*** STORED DATA Section Begins ***

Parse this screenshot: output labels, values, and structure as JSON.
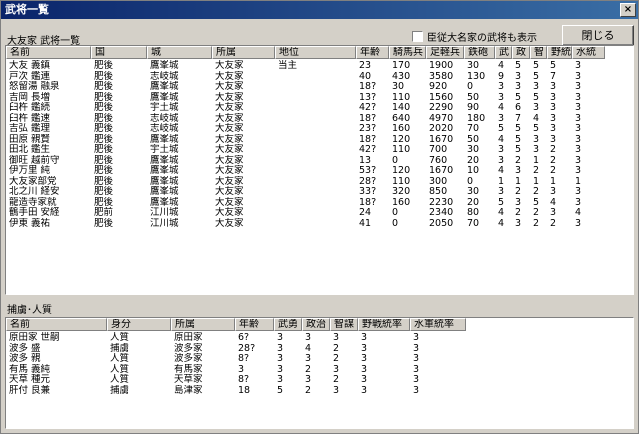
{
  "window": {
    "title": "武将一覧",
    "close_glyph": "×"
  },
  "top": {
    "section_label": "大友家 武将一覧",
    "checkbox_label": "臣従大名家の武将も表示",
    "close_button": "閉じる"
  },
  "officers": {
    "columns": [
      "名前",
      "国",
      "城",
      "所属",
      "地位",
      "年齢",
      "騎馬兵",
      "足軽兵",
      "鉄砲",
      "武",
      "政",
      "智",
      "野統",
      "水統"
    ],
    "rows": [
      [
        "大友 義鎮",
        "肥後",
        "鷹峯城",
        "大友家",
        "当主",
        "23",
        "170",
        "1900",
        "30",
        "4",
        "5",
        "5",
        "5",
        "3"
      ],
      [
        "戸次 鑑連",
        "肥後",
        "志岐城",
        "大友家",
        "",
        "40",
        "430",
        "3580",
        "130",
        "9",
        "3",
        "5",
        "7",
        "3"
      ],
      [
        "怒留湯 融泉",
        "肥後",
        "鷹峯城",
        "大友家",
        "",
        "18?",
        "30",
        "920",
        "0",
        "3",
        "3",
        "3",
        "3",
        "3"
      ],
      [
        "吉岡 長増",
        "肥後",
        "鷹峯城",
        "大友家",
        "",
        "13?",
        "110",
        "1560",
        "50",
        "3",
        "5",
        "5",
        "3",
        "3"
      ],
      [
        "臼杵 鑑続",
        "肥後",
        "宇土城",
        "大友家",
        "",
        "42?",
        "140",
        "2290",
        "90",
        "4",
        "6",
        "3",
        "3",
        "3"
      ],
      [
        "臼杵 鑑速",
        "肥後",
        "志岐城",
        "大友家",
        "",
        "18?",
        "640",
        "4970",
        "180",
        "3",
        "7",
        "4",
        "3",
        "3"
      ],
      [
        "吉弘 鑑理",
        "肥後",
        "志岐城",
        "大友家",
        "",
        "23?",
        "160",
        "2020",
        "70",
        "5",
        "5",
        "5",
        "3",
        "3"
      ],
      [
        "田原 親賢",
        "肥後",
        "鷹峯城",
        "大友家",
        "",
        "18?",
        "120",
        "1670",
        "50",
        "4",
        "5",
        "3",
        "3",
        "3"
      ],
      [
        "田北 鑑生",
        "肥後",
        "宇土城",
        "大友家",
        "",
        "42?",
        "110",
        "700",
        "30",
        "3",
        "5",
        "3",
        "2",
        "3"
      ],
      [
        "御旺 越前守",
        "肥後",
        "鷹峯城",
        "大友家",
        "",
        "13",
        "0",
        "760",
        "20",
        "3",
        "2",
        "1",
        "2",
        "3"
      ],
      [
        "伊万里 純",
        "肥後",
        "鷹峯城",
        "大友家",
        "",
        "53?",
        "120",
        "1670",
        "10",
        "4",
        "3",
        "2",
        "2",
        "3"
      ],
      [
        "大友家部党",
        "肥後",
        "鷹峯城",
        "大友家",
        "",
        "28?",
        "110",
        "300",
        "0",
        "1",
        "1",
        "1",
        "1",
        "1"
      ],
      [
        "北之川 経安",
        "肥後",
        "鷹峯城",
        "大友家",
        "",
        "33?",
        "320",
        "850",
        "30",
        "3",
        "2",
        "2",
        "3",
        "3"
      ],
      [
        "龍造寺家就",
        "肥後",
        "鷹峯城",
        "大友家",
        "",
        "18?",
        "160",
        "2230",
        "20",
        "5",
        "3",
        "5",
        "4",
        "3"
      ],
      [
        "鶴手田 安経",
        "肥前",
        "江川城",
        "大友家",
        "",
        "24",
        "0",
        "2340",
        "80",
        "4",
        "2",
        "2",
        "3",
        "4"
      ],
      [
        "伊東 義祐",
        "肥後",
        "江川城",
        "大友家",
        "",
        "41",
        "0",
        "2050",
        "70",
        "4",
        "3",
        "2",
        "2",
        "3"
      ]
    ]
  },
  "captives": {
    "section_label": "捕虜･人質",
    "columns": [
      "名前",
      "身分",
      "所属",
      "年齢",
      "武勇",
      "政治",
      "智謀",
      "野戦統率",
      "水軍統率"
    ],
    "rows": [
      [
        "原田家 世嗣",
        "人質",
        "原田家",
        "6?",
        "3",
        "3",
        "3",
        "3",
        "3"
      ],
      [
        "波多 盛",
        "捕虜",
        "波多家",
        "28?",
        "3",
        "4",
        "2",
        "3",
        "3"
      ],
      [
        "波多 親",
        "人質",
        "波多家",
        "8?",
        "3",
        "3",
        "2",
        "3",
        "3"
      ],
      [
        "有馬 義純",
        "人質",
        "有馬家",
        "3",
        "3",
        "2",
        "3",
        "3",
        "3"
      ],
      [
        "天草 種元",
        "人質",
        "天草家",
        "8?",
        "3",
        "3",
        "2",
        "3",
        "3"
      ],
      [
        "肝付 良兼",
        "捕虜",
        "島津家",
        "18",
        "5",
        "2",
        "3",
        "3",
        "3"
      ]
    ]
  }
}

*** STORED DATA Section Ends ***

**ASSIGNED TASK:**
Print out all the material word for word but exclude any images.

**OUTPUT OF THE EXERCISE:**
Parse this screenshot: output labels, values, and structure as JSON.
{
  "window": {
    "title": "武将一覧",
    "close_glyph": "×"
  },
  "top": {
    "section_label": "大友家 武将一覧",
    "checkbox_label": "臣従大名家の武将も表示",
    "close_button": "閉じる"
  },
  "officers": {
    "columns": [
      "名前",
      "国",
      "城",
      "所属",
      "地位",
      "年齢",
      "騎馬兵",
      "足軽兵",
      "鉄砲",
      "武",
      "政",
      "智",
      "野統",
      "水統"
    ],
    "rows": [
      [
        "大友 義鎮",
        "肥後",
        "鷹峯城",
        "大友家",
        "当主",
        "23",
        "170",
        "1900",
        "30",
        "4",
        "5",
        "5",
        "5",
        "3"
      ],
      [
        "戸次 鑑連",
        "肥後",
        "志岐城",
        "大友家",
        "",
        "40",
        "430",
        "3580",
        "130",
        "9",
        "3",
        "5",
        "7",
        "3"
      ],
      [
        "怒留湯 融泉",
        "肥後",
        "鷹峯城",
        "大友家",
        "",
        "18?",
        "30",
        "920",
        "0",
        "3",
        "3",
        "3",
        "3",
        "3"
      ],
      [
        "吉岡 長増",
        "肥後",
        "鷹峯城",
        "大友家",
        "",
        "13?",
        "110",
        "1560",
        "50",
        "3",
        "5",
        "5",
        "3",
        "3"
      ],
      [
        "臼杵 鑑続",
        "肥後",
        "宇土城",
        "大友家",
        "",
        "42?",
        "140",
        "2290",
        "90",
        "4",
        "6",
        "3",
        "3",
        "3"
      ],
      [
        "臼杵 鑑速",
        "肥後",
        "志岐城",
        "大友家",
        "",
        "18?",
        "640",
        "4970",
        "180",
        "3",
        "7",
        "4",
        "3",
        "3"
      ],
      [
        "吉弘 鑑理",
        "肥後",
        "志岐城",
        "大友家",
        "",
        "23?",
        "160",
        "2020",
        "70",
        "5",
        "5",
        "5",
        "3",
        "3"
      ],
      [
        "田原 親賢",
        "肥後",
        "鷹峯城",
        "大友家",
        "",
        "18?",
        "120",
        "1670",
        "50",
        "4",
        "5",
        "3",
        "3",
        "3"
      ],
      [
        "田北 鑑生",
        "肥後",
        "宇土城",
        "大友家",
        "",
        "42?",
        "110",
        "700",
        "30",
        "3",
        "5",
        "3",
        "2",
        "3"
      ],
      [
        "御旺 越前守",
        "肥後",
        "鷹峯城",
        "大友家",
        "",
        "13",
        "0",
        "760",
        "20",
        "3",
        "2",
        "1",
        "2",
        "3"
      ],
      [
        "伊万里 純",
        "肥後",
        "鷹峯城",
        "大友家",
        "",
        "53?",
        "120",
        "1670",
        "10",
        "4",
        "3",
        "2",
        "2",
        "3"
      ],
      [
        "大友家部党",
        "肥後",
        "鷹峯城",
        "大友家",
        "",
        "28?",
        "110",
        "300",
        "0",
        "1",
        "1",
        "1",
        "1",
        "1"
      ],
      [
        "北之川 経安",
        "肥後",
        "鷹峯城",
        "大友家",
        "",
        "33?",
        "320",
        "850",
        "30",
        "3",
        "2",
        "2",
        "3",
        "3"
      ],
      [
        "龍造寺家就",
        "肥後",
        "鷹峯城",
        "大友家",
        "",
        "18?",
        "160",
        "2230",
        "20",
        "5",
        "3",
        "5",
        "4",
        "3"
      ],
      [
        "鶴手田 安経",
        "肥前",
        "江川城",
        "大友家",
        "",
        "24",
        "0",
        "2340",
        "80",
        "4",
        "2",
        "2",
        "3",
        "4"
      ],
      [
        "伊東 義祐",
        "肥後",
        "江川城",
        "大友家",
        "",
        "41",
        "0",
        "2050",
        "70",
        "4",
        "3",
        "2",
        "2",
        "3"
      ]
    ]
  },
  "captives": {
    "section_label": "捕虜･人質",
    "columns": [
      "名前",
      "身分",
      "所属",
      "年齢",
      "武勇",
      "政治",
      "智謀",
      "野戦統率",
      "水軍統率"
    ],
    "rows": [
      [
        "原田家 世嗣",
        "人質",
        "原田家",
        "6?",
        "3",
        "3",
        "3",
        "3",
        "3"
      ],
      [
        "波多 盛",
        "捕虜",
        "波多家",
        "28?",
        "3",
        "4",
        "2",
        "3",
        "3"
      ],
      [
        "波多 親",
        "人質",
        "波多家",
        "8?",
        "3",
        "3",
        "2",
        "3",
        "3"
      ],
      [
        "有馬 義純",
        "人質",
        "有馬家",
        "3",
        "3",
        "2",
        "3",
        "3",
        "3"
      ],
      [
        "天草 種元",
        "人質",
        "天草家",
        "8?",
        "3",
        "3",
        "2",
        "3",
        "3"
      ],
      [
        "肝付 良兼",
        "捕虜",
        "島津家",
        "18",
        "5",
        "2",
        "3",
        "3",
        "3"
      ]
    ]
  }
}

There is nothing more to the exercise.